The Palestinian government has submitted its first batch of evidence of war crimes by Israel to the Hague-based International Criminal Court (ICC), attempting to speed up an ICC inquiry into alleged Israeli abuses committed during the country’s offensive in Gaza last year.
Israel denies allegations of executing any war crimes during the 2014 Gaza war. Israel accuses Hamas - the Islamic Resistance Movement with an associated military wing, the Qassam brigades - which controls the Gaza Strip of atrocities due to it being behind the firing of thousands of rockets at Israel.
After meeting with the court’s chief prosecutor Fatou Bensouda, Palestinian Foreign Minister Riyad al Maliki said, “Palestine is a test for the credibility of international mechanisms ... a test the world cannot afford to fail. Palestine has decided to seek justice, not vengeance,” Maliki said.

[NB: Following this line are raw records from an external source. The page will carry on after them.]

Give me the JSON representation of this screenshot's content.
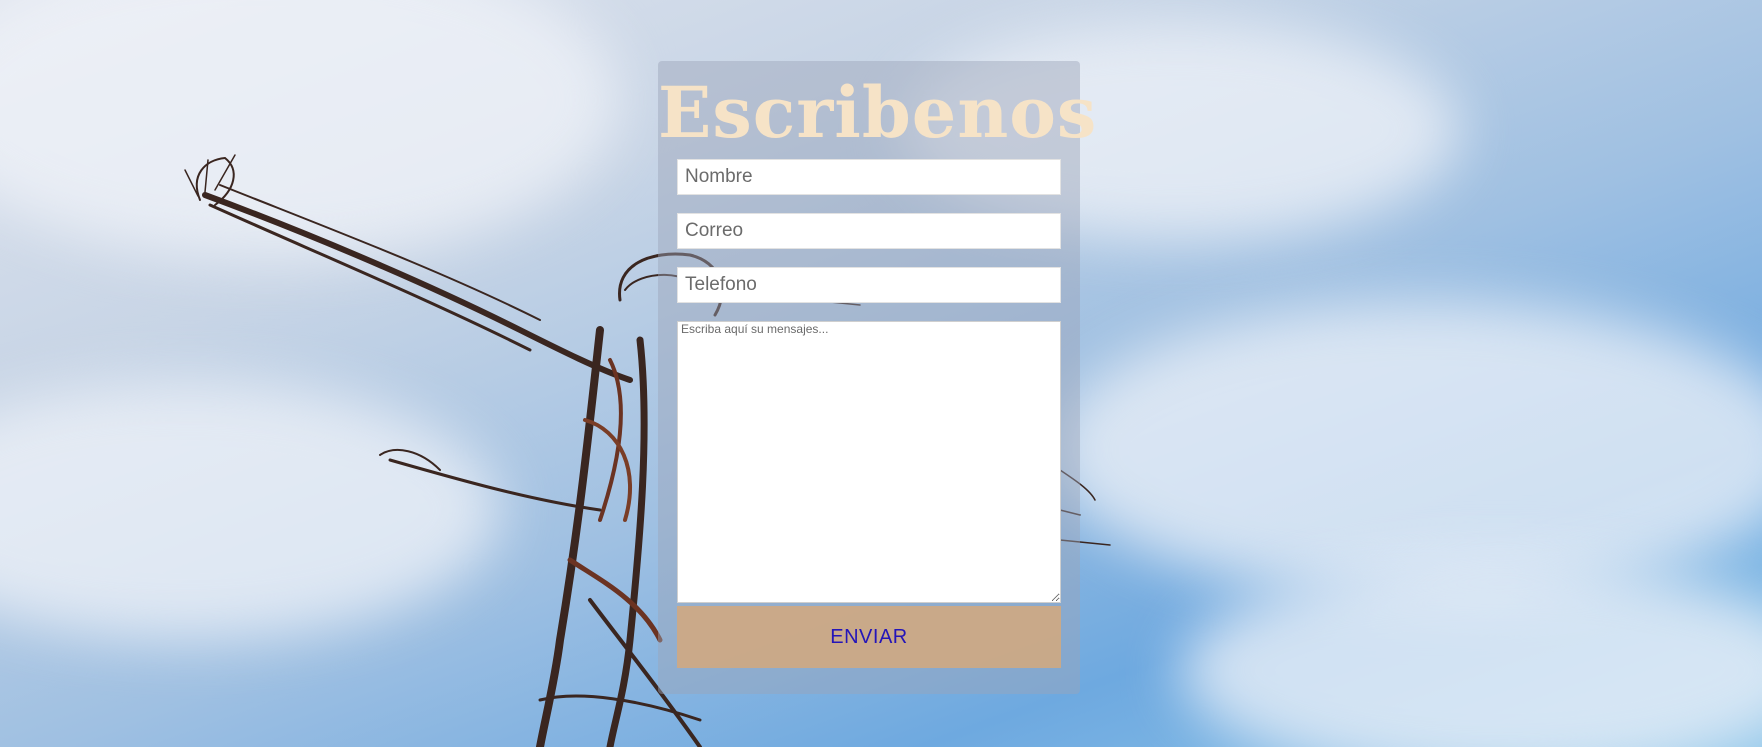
{
  "form": {
    "title": "Escribenos",
    "fields": {
      "name_placeholder": "Nombre",
      "email_placeholder": "Correo",
      "phone_placeholder": "Telefono",
      "message_placeholder": "Escriba aquí su mensajes..."
    },
    "submit_label": "ENVIAR"
  },
  "colors": {
    "title": "#f6e3c7",
    "button_bg": "#d2a880",
    "button_text": "#2415b8",
    "panel_overlay": "#9ba5b9"
  },
  "background": {
    "icon": "sculpture-photo"
  }
}
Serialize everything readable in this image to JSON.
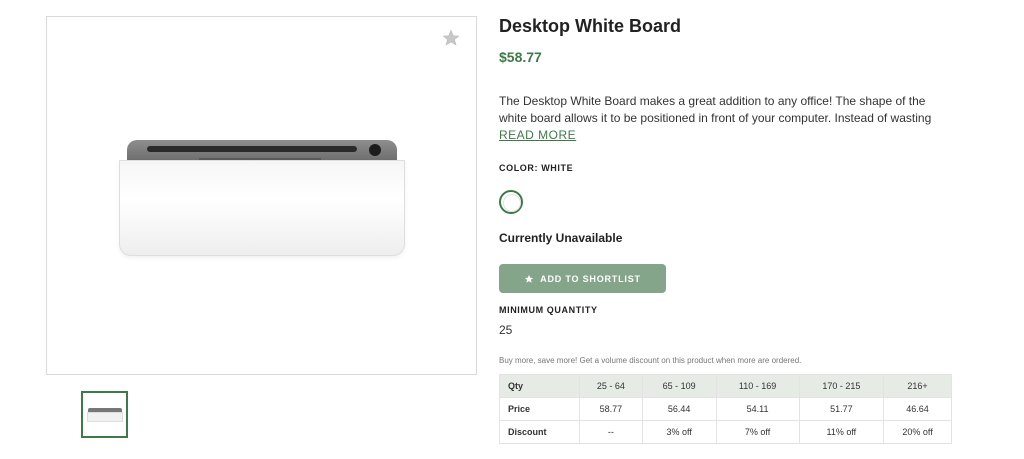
{
  "product": {
    "title": "Desktop White Board",
    "price": "$58.77",
    "description": "The Desktop White Board makes a great addition to any office! The shape of the white board allows it to be positioned in front of your computer. Instead of wasting sticky…",
    "read_more": "READ MORE",
    "color_label": "COLOR: WHITE",
    "availability": "Currently Unavailable",
    "shortlist_button": "ADD TO SHORTLIST",
    "min_qty_label": "MINIMUM QUANTITY",
    "min_qty_value": "25",
    "volume_note": "Buy more, save more! Get a volume discount on this product when more are ordered."
  },
  "pricing_table": {
    "header": [
      "Qty",
      "25 - 64",
      "65 - 109",
      "110 - 169",
      "170 - 215",
      "216+"
    ],
    "price": [
      "Price",
      "58.77",
      "56.44",
      "54.11",
      "51.77",
      "46.64"
    ],
    "discount": [
      "Discount",
      "--",
      "3% off",
      "7% off",
      "11% off",
      "20% off"
    ]
  },
  "colors": {
    "accent": "#3e7a48",
    "button": "#84a58a",
    "table_header": "#e6ebe6"
  },
  "icons": {
    "favorite": "star-icon",
    "shortlist": "star-icon"
  }
}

Maliki has submitted files on three cases - the Gaza war, Israeli settlements on occupied Palestinian land and mistreatment of Palestinian detainees in Israeli prisons.

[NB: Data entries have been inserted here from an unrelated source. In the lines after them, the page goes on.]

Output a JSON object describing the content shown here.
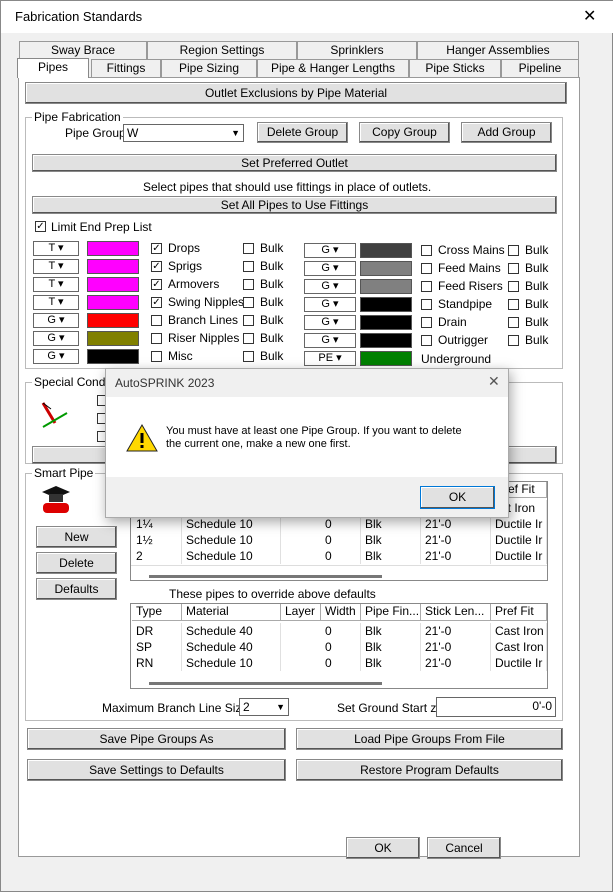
{
  "window": {
    "title": "Fabrication Standards",
    "close": "✕"
  },
  "tabs_row1": [
    "Sway Brace",
    "Region Settings",
    "Sprinklers",
    "Hanger Assemblies"
  ],
  "tabs_row2": [
    "Pipes",
    "Fittings",
    "Pipe Sizing",
    "Pipe & Hanger Lengths",
    "Pipe Sticks",
    "Pipeline"
  ],
  "outlet_exclusions": "Outlet Exclusions by Pipe Material",
  "pipe_fab": {
    "label": "Pipe Fabrication",
    "pipe_group_label": "Pipe Group",
    "pipe_group_value": "W",
    "delete_group": "Delete Group",
    "copy_group": "Copy Group",
    "add_group": "Add Group",
    "set_preferred": "Set Preferred Outlet",
    "select_note": "Select pipes that should use fittings in place of outlets.",
    "set_all": "Set All Pipes to Use Fittings",
    "limit_end_prep": "Limit End Prep List"
  },
  "left_items": [
    {
      "dd": "T",
      "color": "#ff00ff",
      "name": "Drops",
      "checked": true,
      "bulk": "Bulk"
    },
    {
      "dd": "T",
      "color": "#ff00ff",
      "name": "Sprigs",
      "checked": true,
      "bulk": "Bulk"
    },
    {
      "dd": "T",
      "color": "#ff00ff",
      "name": "Armovers",
      "checked": true,
      "bulk": "Bulk"
    },
    {
      "dd": "T",
      "color": "#ff00ff",
      "name": "Swing Nipples",
      "checked": true,
      "bulk": "Bulk"
    },
    {
      "dd": "G",
      "color": "#ff0000",
      "name": "Branch Lines",
      "checked": false,
      "bulk": "Bulk"
    },
    {
      "dd": "G",
      "color": "#808000",
      "name": "Riser Nipples",
      "checked": false,
      "bulk": "Bulk"
    },
    {
      "dd": "G",
      "color": "#000000",
      "name": "Misc",
      "checked": false,
      "bulk": "Bulk"
    }
  ],
  "right_items": [
    {
      "dd": "G",
      "color": "#404040",
      "name": "Cross Mains",
      "bulk": "Bulk"
    },
    {
      "dd": "G",
      "color": "#808080",
      "name": "Feed Mains",
      "bulk": "Bulk"
    },
    {
      "dd": "G",
      "color": "#808080",
      "name": "Feed Risers",
      "bulk": "Bulk"
    },
    {
      "dd": "G",
      "color": "#000000",
      "name": "Standpipe",
      "bulk": "Bulk"
    },
    {
      "dd": "G",
      "color": "#000000",
      "name": "Drain",
      "bulk": "Bulk"
    },
    {
      "dd": "G",
      "color": "#000000",
      "name": "Outrigger",
      "bulk": "Bulk"
    },
    {
      "dd": "PE",
      "color": "#008000",
      "name": "Underground",
      "bulk": ""
    }
  ],
  "special_cond": {
    "label": "Special Conditi"
  },
  "smart_pipe": {
    "label": "Smart Pipe",
    "new": "New",
    "delete": "Delete",
    "defaults": "Defaults",
    "visible_header": "Pref Fit",
    "top_rows": [
      [
        "",
        "",
        "",
        "",
        "",
        "",
        "ast Iron"
      ],
      [
        "1¼",
        "Schedule 10",
        "",
        "0",
        "Blk",
        "21'-0",
        "Ductile Ir"
      ],
      [
        "1½",
        "Schedule 10",
        "",
        "0",
        "Blk",
        "21'-0",
        "Ductile Ir"
      ],
      [
        "2",
        "Schedule 10",
        "",
        "0",
        "Blk",
        "21'-0",
        "Ductile Ir"
      ]
    ],
    "override_label": "These pipes to override above defaults",
    "headers": [
      "Type",
      "Material",
      "Layer",
      "Width",
      "Pipe Fin...",
      "Stick Len...",
      "Pref Fit"
    ],
    "rows": [
      [
        "DR",
        "Schedule 40",
        "",
        "0",
        "Blk",
        "21'-0",
        "Cast Iron"
      ],
      [
        "SP",
        "Schedule 40",
        "",
        "0",
        "Blk",
        "21'-0",
        "Cast Iron"
      ],
      [
        "RN",
        "Schedule 10",
        "",
        "0",
        "Blk",
        "21'-0",
        "Ductile Ir"
      ]
    ]
  },
  "max_branch_label": "Maximum Branch Line Size:",
  "max_branch_value": "2",
  "ground_start_label": "Set Ground Start z:",
  "ground_start_value": "0'-0",
  "buttons": {
    "save_groups": "Save Pipe Groups As",
    "load_groups": "Load Pipe Groups From File",
    "save_defaults": "Save Settings to Defaults",
    "restore_defaults": "Restore Program Defaults",
    "ok": "OK",
    "cancel": "Cancel"
  },
  "dialog": {
    "title": "AutoSPRINK 2023",
    "message_line1": "You must have at least one Pipe Group. If you want to delete",
    "message_line2": "the current one, make a new one first.",
    "ok": "OK",
    "close": "✕"
  }
}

Maliki has agreed with prosecutors on a date for the ICC investigators to visit Palestinian territories, but the date has not been set yet.
“It depends on their ability to enter Palestinian territory without problems,” he said.
More than 2,100 Palestinians, mostly civilians, were killed during the conflict in Gaza last summer, while Israel gave the number of deaths on its side as 67 soldiers and seven civilians, health officials said.
In August a ceasefire ended the 50-day war between the Hamas in Gaza and Israel. The Israeli military has been accused of committing grave International abuses of humanitarian law amounting to war crimes during its offensive in the coastal enclave.
ICC prosecutors earlier told Reuters that they will make field trips to both Palestinian and Israeli lands, but formal Israeli permission has not yet been sought, and the court is not able to compel Israel to even give it information.
Israel is not obligated to cooperate with the ICC since it is not a member. However, interfering with the investigation of prosecutors could put Israel in a critical diplomatic situation.
Israel has said the ICC inquiry will negatively affect peace negotiations with the Palestinians.
On Feb. 7, Abbas issued a presidential decree establishing a “High National Committee to Coordinate With the ICC” headed by chief Palestinian negotiator Saeb Erekat. According to the decree, the committee is charged with “preparing documents and files to be submitted by the State of Palestine to the ICC through a technical committee headed by the foreign ministry.”
After signing the court’s founding treaty last December, the Palestinian Authority officially joined the ICC in April.
Israel has been an outspoken critic of the ICC, saying the Palestinian Authority is not a state and should never have been admitted as an ICC member.
Hundred and forty-five Israeli settlements
The Palestinian Authority is expected to submit files on 145 Israeli settlements in the West Bank to the ICC in June.
According to Jordanian daily Al Ghad, Khalil Tufakji - head of the Maps and Survey Department at Jerusalem’s Orient House - said that a team of geographers and legal experts is currently assembling maps, Israeli military orders and aerial photographs documenting settlement construction from 1997 until today as part of a legal case being prepared against Israel.
“The Israeli occupation steals Palestinian land under the pretext of establishing ‘nature reserves,’ ‘green areas,’ or what’s known as ‘state property’ or ‘military zones,'” Tufakji told Al Ghad.
“We will submit 160 files on 145 settlements in the West Bank, encompassing some 400,000 settlers, in addition to 15 settlements in occupied Jerusalem encompassing some 200,000 settlers. Altogether, [the files] will cover over half a million settlers living on land designated for the future Palestinian state.”
After signing the court’s founding treaty last December, the Palestinian Authority officially joined the ICC in April. Israel can be brought before the court even though it is not a member of the ICC.
Tufakji said he and his team were operating on directives from Palestine President Mahmoud Abbas, who has assembled legal teams to collect damning information on Israeli activities.
As a non-official department, the Maps and Survey Department - housed in a 19th century villa which served as the PLO headquarters until 2001 - advises Palestinian ministries on “settlement expansion, land use, and water aquifers” and collecting maps “directly related to land confiscation from 1967 until today.”
“The aerial photos currently obtained by the Palestinians date back to 1997,” Tufakji told Al Ghad. “Information relating to the past two years … was collected based on a request from the legal team,” he added.